Date of Award
Master of Science in Statistics
Computer Science and Statistics
Predicting the unemployment rate is one of the most important applications for economists and policymakers (Golan, 2002). In this thesis, the focus is on the seasonally adjusted U.S. national unemployment rate (UR). The goal is to introduce the seasonally adjusted job openings (JOB) from Bureau of Labor Statistic for UR forecasting.
In order to forecast UR, firstly, an integrated autoregressive moving average model (ARIMA) is constructed as a benchmark mode. For a better comparison, a well known leading indicator - the seasonally adjusted initial claim for unemployment insurance (IC), released by the U.S. Department of Labor, is also included.

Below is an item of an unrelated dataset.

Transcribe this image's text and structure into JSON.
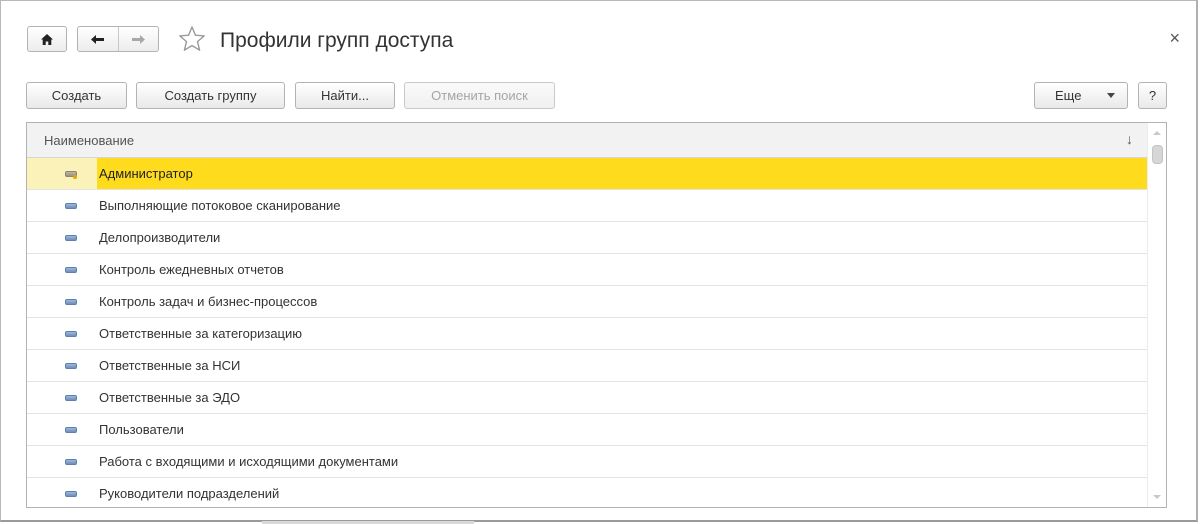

By using JOB and IC as external variables, integrated autoregressive moving average with external variable(s) models (ARIMAX) are successfully constructed. Multivariate vector autoregressive models (VAR) are also well constructed for UR, JOB and IC. Akaike Information Criterion (AIC), Schwarz-Bayesian Criterion (BIC) and Hannan-Quinn Criterion (HQ) are applied for models selection.
In the out-of-sample comparison, both rolling forecasts and recursive forecasts are chosen. Mean absolute forecast error (MAFE) and mean square forecast error (MSFE) are calculated, along with Diebold-Mariano (DM) test for models comparison. The results show that the JOB related models have much better forecasting power than the benchmark model and the IC related models, which demonstrate that JOB index can be used as one of the leading indicators to improve UR forecasting.
Huang, Xinkai, "Forecasting the US Unemployment Rate with Job Openings Index" (2015). Open Access Master's Theses. Paper 699.